-- Work to be completed --
Read the lines below, and copy any that contain the string "title".

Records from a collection
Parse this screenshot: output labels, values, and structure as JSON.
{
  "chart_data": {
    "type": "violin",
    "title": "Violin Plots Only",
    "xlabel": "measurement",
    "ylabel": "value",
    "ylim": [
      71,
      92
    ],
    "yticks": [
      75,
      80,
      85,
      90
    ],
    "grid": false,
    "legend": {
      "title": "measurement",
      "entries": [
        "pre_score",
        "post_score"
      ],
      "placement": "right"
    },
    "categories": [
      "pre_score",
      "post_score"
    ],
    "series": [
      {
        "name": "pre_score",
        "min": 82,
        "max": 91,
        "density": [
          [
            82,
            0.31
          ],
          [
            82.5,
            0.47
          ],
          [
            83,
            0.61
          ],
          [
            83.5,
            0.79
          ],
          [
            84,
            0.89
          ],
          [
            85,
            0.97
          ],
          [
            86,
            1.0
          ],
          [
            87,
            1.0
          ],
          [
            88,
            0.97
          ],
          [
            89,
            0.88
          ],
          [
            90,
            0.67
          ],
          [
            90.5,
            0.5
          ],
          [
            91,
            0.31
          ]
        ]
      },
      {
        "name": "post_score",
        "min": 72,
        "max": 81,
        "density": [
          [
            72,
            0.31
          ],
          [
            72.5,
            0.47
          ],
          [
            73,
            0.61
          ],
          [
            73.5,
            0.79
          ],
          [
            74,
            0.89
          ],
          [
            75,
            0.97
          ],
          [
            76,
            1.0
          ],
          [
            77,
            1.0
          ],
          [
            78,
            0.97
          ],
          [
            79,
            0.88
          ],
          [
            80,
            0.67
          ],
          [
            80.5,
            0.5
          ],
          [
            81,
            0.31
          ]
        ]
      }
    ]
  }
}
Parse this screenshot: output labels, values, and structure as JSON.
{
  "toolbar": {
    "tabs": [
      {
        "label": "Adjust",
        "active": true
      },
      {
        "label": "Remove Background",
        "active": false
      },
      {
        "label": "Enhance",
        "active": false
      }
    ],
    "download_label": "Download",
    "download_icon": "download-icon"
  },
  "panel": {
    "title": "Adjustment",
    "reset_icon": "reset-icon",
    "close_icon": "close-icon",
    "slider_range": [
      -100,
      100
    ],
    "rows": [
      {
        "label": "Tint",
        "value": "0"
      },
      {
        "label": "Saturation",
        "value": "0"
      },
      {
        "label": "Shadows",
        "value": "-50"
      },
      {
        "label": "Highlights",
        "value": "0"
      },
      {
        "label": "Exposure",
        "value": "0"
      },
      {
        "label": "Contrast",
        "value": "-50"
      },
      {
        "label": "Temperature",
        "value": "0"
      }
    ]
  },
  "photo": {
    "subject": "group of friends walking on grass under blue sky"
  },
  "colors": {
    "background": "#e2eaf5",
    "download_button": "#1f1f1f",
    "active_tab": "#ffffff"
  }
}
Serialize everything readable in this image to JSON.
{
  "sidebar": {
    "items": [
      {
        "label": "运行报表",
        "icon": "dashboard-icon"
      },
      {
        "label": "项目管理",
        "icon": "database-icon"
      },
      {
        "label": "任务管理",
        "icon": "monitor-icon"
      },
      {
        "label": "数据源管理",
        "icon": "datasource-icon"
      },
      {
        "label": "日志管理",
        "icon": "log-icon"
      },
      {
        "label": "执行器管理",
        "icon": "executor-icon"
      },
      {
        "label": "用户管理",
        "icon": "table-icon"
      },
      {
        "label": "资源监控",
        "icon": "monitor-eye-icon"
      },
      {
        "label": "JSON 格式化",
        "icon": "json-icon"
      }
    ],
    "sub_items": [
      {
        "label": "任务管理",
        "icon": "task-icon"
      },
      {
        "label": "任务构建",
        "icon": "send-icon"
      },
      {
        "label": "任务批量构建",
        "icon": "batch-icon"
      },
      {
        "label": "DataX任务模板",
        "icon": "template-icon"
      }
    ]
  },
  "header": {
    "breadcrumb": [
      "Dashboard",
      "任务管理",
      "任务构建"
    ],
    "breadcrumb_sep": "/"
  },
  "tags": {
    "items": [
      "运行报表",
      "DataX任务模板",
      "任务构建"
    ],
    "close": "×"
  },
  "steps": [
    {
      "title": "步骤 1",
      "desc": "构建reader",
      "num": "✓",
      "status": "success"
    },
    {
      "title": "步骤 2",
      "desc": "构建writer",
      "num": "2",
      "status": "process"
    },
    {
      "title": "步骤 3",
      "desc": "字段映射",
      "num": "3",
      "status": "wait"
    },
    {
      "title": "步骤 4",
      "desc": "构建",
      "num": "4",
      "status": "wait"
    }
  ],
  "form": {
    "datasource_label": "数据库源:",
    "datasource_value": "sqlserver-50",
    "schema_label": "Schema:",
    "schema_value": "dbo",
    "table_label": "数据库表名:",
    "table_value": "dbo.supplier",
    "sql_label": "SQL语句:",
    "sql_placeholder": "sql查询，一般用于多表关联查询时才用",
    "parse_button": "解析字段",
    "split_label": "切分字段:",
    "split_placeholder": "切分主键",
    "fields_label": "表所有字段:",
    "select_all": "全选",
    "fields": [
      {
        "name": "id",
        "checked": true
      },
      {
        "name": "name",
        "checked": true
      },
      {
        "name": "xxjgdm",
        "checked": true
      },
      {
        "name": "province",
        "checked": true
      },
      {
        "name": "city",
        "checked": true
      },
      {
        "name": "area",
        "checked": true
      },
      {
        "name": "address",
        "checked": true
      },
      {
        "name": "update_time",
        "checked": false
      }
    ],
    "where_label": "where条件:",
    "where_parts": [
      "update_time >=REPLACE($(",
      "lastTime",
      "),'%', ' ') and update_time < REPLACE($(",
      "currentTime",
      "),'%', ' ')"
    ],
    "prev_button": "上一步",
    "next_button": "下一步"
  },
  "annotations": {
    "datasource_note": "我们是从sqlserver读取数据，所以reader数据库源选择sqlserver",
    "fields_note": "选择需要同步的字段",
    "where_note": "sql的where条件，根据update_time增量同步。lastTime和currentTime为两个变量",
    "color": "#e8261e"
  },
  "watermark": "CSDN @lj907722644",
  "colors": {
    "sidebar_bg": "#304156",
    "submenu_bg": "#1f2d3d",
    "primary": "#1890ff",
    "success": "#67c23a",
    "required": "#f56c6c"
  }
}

-- Response to this task --
    "title": "Violin Plots Only",
      "title": "measurement",
    "title": "Adjustment",
      "title": "步骤 1",
      "title": "步骤 2",
      "title": "步骤 3",
      "title": "步骤 4",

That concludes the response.